Return the listing below character for character.
START INFORMATION SHOWN
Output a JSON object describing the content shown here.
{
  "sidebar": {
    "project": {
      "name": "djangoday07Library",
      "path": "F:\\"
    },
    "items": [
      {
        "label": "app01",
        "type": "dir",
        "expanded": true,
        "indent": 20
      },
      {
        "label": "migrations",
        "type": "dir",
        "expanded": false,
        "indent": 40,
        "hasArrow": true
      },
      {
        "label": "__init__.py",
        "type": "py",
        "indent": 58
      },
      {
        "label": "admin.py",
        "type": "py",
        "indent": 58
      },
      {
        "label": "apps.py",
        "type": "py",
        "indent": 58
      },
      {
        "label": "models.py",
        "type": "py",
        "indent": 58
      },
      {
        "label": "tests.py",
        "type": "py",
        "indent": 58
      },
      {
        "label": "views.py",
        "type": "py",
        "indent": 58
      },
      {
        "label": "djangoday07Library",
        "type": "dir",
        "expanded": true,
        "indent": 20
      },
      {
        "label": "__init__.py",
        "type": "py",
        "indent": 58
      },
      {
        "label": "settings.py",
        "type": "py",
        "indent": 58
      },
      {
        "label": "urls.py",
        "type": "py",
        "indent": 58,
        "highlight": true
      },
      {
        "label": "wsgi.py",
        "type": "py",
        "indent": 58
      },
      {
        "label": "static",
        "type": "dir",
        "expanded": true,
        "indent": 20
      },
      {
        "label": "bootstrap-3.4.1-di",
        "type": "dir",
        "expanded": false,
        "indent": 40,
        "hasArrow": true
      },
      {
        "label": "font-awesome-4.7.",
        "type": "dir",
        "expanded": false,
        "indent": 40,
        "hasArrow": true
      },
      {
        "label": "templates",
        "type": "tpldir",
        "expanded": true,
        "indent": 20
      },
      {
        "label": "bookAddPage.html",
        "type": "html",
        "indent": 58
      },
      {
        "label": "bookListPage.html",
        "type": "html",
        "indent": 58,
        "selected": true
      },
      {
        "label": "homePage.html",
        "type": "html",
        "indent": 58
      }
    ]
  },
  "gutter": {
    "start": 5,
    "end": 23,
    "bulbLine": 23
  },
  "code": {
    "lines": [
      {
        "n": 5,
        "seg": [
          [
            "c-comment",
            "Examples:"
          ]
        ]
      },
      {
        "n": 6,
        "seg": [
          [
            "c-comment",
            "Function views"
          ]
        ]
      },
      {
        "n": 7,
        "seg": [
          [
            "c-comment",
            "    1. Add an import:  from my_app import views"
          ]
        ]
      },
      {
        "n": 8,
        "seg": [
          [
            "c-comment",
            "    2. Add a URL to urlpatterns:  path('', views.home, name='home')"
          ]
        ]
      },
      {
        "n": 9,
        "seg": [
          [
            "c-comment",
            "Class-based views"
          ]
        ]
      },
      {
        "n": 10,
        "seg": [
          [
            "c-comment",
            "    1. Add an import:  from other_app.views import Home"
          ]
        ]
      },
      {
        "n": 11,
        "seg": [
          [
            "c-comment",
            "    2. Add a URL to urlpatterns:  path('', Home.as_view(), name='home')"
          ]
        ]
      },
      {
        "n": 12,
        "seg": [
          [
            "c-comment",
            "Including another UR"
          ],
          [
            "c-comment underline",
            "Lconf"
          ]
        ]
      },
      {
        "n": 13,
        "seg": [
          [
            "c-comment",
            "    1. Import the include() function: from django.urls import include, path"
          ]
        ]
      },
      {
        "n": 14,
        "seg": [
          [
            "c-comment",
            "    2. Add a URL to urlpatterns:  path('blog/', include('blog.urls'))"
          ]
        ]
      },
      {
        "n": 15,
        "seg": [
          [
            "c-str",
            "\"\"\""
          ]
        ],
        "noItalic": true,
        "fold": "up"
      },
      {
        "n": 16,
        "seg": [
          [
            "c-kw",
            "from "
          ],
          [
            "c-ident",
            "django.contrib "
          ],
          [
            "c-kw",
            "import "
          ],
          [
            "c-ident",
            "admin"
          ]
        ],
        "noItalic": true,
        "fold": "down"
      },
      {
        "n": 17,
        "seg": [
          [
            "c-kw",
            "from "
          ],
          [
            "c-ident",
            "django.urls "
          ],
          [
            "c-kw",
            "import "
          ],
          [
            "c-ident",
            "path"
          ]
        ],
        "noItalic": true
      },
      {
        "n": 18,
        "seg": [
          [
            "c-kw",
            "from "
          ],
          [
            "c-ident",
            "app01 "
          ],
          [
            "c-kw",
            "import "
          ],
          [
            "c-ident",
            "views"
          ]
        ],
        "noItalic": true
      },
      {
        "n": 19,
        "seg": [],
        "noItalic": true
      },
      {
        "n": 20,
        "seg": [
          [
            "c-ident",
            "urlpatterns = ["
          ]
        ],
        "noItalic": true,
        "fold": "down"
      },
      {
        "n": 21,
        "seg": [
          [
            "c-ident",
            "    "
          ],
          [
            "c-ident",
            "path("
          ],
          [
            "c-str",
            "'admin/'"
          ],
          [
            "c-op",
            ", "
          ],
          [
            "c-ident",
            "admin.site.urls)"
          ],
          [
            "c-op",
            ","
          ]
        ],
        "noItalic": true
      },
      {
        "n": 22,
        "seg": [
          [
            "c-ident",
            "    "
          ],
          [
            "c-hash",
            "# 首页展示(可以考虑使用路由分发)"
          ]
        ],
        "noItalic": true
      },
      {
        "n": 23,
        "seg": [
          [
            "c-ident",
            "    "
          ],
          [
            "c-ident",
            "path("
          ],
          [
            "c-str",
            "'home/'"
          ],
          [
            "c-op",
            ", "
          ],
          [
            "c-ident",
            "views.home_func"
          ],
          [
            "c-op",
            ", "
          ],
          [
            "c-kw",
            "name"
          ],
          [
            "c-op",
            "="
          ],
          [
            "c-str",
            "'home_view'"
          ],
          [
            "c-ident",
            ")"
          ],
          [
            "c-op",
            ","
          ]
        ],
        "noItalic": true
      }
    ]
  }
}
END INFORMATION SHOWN
* **ANSWER TO THE PROBLEM**:
Output a JSON object describing the content shown here.
{
  "sidebar": {
    "project": {
      "name": "djangoday07Library",
      "path": "F:\\"
    },
    "items": [
      {
        "label": "app01",
        "type": "dir",
        "expanded": true,
        "indent": 20
      },
      {
        "label": "migrations",
        "type": "dir",
        "expanded": false,
        "indent": 40,
        "hasArrow": true
      },
      {
        "label": "__init__.py",
        "type": "py",
        "indent": 58
      },
      {
        "label": "admin.py",
        "type": "py",
        "indent": 58
      },
      {
        "label": "apps.py",
        "type": "py",
        "indent": 58
      },
      {
        "label": "models.py",
        "type": "py",
        "indent": 58
      },
      {
        "label": "tests.py",
        "type": "py",
        "indent": 58
      },
      {
        "label": "views.py",
        "type": "py",
        "indent": 58
      },
      {
        "label": "djangoday07Library",
        "type": "dir",
        "expanded": true,
        "indent": 20
      },
      {
        "label": "__init__.py",
        "type": "py",
        "indent": 58
      },
      {
        "label": "settings.py",
        "type": "py",
        "indent": 58
      },
      {
        "label": "urls.py",
        "type": "py",
        "indent": 58,
        "highlight": true
      },
      {
        "label": "wsgi.py",
        "type": "py",
        "indent": 58
      },
      {
        "label": "static",
        "type": "dir",
        "expanded": true,
        "indent": 20
      },
      {
        "label": "bootstrap-3.4.1-di",
        "type": "dir",
        "expanded": false,
        "indent": 40,
        "hasArrow": true
      },
      {
        "label": "font-awesome-4.7.",
        "type": "dir",
        "expanded": false,
        "indent": 40,
        "hasArrow": true
      },
      {
        "label": "templates",
        "type": "tpldir",
        "expanded": true,
        "indent": 20
      },
      {
        "label": "bookAddPage.html",
        "type": "html",
        "indent": 58
      },
      {
        "label": "bookListPage.html",
        "type": "html",
        "indent": 58,
        "selected": true
      },
      {
        "label": "homePage.html",
        "type": "html",
        "indent": 58
      }
    ]
  },
  "gutter": {
    "start": 5,
    "end": 23,
    "bulbLine": 23
  },
  "code": {
    "lines": [
      {
        "n": 5,
        "seg": [
          [
            "c-comment",
            "Examples:"
          ]
        ]
      },
      {
        "n": 6,
        "seg": [
          [
            "c-comment",
            "Function views"
          ]
        ]
      },
      {
        "n": 7,
        "seg": [
          [
            "c-comment",
            "    1. Add an import:  from my_app import views"
          ]
        ]
      },
      {
        "n": 8,
        "seg": [
          [
            "c-comment",
            "    2. Add a URL to urlpatterns:  path('', views.home, name='home')"
          ]
        ]
      },
      {
        "n": 9,
        "seg": [
          [
            "c-comment",
            "Class-based views"
          ]
        ]
      },
      {
        "n": 10,
        "seg": [
          [
            "c-comment",
            "    1. Add an import:  from other_app.views import Home"
          ]
        ]
      },
      {
        "n": 11,
        "seg": [
          [
            "c-comment",
            "    2. Add a URL to urlpatterns:  path('', Home.as_view(), name='home')"
          ]
        ]
      },
      {
        "n": 12,
        "seg": [
          [
            "c-comment",
            "Including another UR"
          ],
          [
            "c-comment underline",
            "Lconf"
          ]
        ]
      },
      {
        "n": 13,
        "seg": [
          [
            "c-comment",
            "    1. Import the include() function: from django.urls import include, path"
          ]
        ]
      },
      {
        "n": 14,
        "seg": [
          [
            "c-comment",
            "    2. Add a URL to urlpatterns:  path('blog/', include('blog.urls'))"
          ]
        ]
      },
      {
        "n": 15,
        "seg": [
          [
            "c-str",
            "\"\"\""
          ]
        ],
        "noItalic": true,
        "fold": "up"
      },
      {
        "n": 16,
        "seg": [
          [
            "c-kw",
            "from "
          ],
          [
            "c-ident",
            "django.contrib "
          ],
          [
            "c-kw",
            "import "
          ],
          [
            "c-ident",
            "admin"
          ]
        ],
        "noItalic": true,
        "fold": "down"
      },
      {
        "n": 17,
        "seg": [
          [
            "c-kw",
            "from "
          ],
          [
            "c-ident",
            "django.urls "
          ],
          [
            "c-kw",
            "import "
          ],
          [
            "c-ident",
            "path"
          ]
        ],
        "noItalic": true
      },
      {
        "n": 18,
        "seg": [
          [
            "c-kw",
            "from "
          ],
          [
            "c-ident",
            "app01 "
          ],
          [
            "c-kw",
            "import "
          ],
          [
            "c-ident",
            "views"
          ]
        ],
        "noItalic": true
      },
      {
        "n": 19,
        "seg": [],
        "noItalic": true
      },
      {
        "n": 20,
        "seg": [
          [
            "c-ident",
            "urlpatterns = ["
          ]
        ],
        "noItalic": true,
        "fold": "down"
      },
      {
        "n": 21,
        "seg": [
          [
            "c-ident",
            "    "
          ],
          [
            "c-ident",
            "path("
          ],
          [
            "c-str",
            "'admin/'"
          ],
          [
            "c-op",
            ", "
          ],
          [
            "c-ident",
            "admin.site.urls)"
          ],
          [
            "c-op",
            ","
          ]
        ],
        "noItalic": true
      },
      {
        "n": 22,
        "seg": [
          [
            "c-ident",
            "    "
          ],
          [
            "c-hash",
            "# 首页展示(可以考虑使用路由分发)"
          ]
        ],
        "noItalic": true
      },
      {
        "n": 23,
        "seg": [
          [
            "c-ident",
            "    "
          ],
          [
            "c-ident",
            "path("
          ],
          [
            "c-str",
            "'home/'"
          ],
          [
            "c-op",
            ", "
          ],
          [
            "c-ident",
            "views.home_func"
          ],
          [
            "c-op",
            ", "
          ],
          [
            "c-kw",
            "name"
          ],
          [
            "c-op",
            "="
          ],
          [
            "c-str",
            "'home_view'"
          ],
          [
            "c-ident",
            ")"
          ],
          [
            "c-op",
            ","
          ]
        ],
        "noItalic": true
      }
    ]
  }
}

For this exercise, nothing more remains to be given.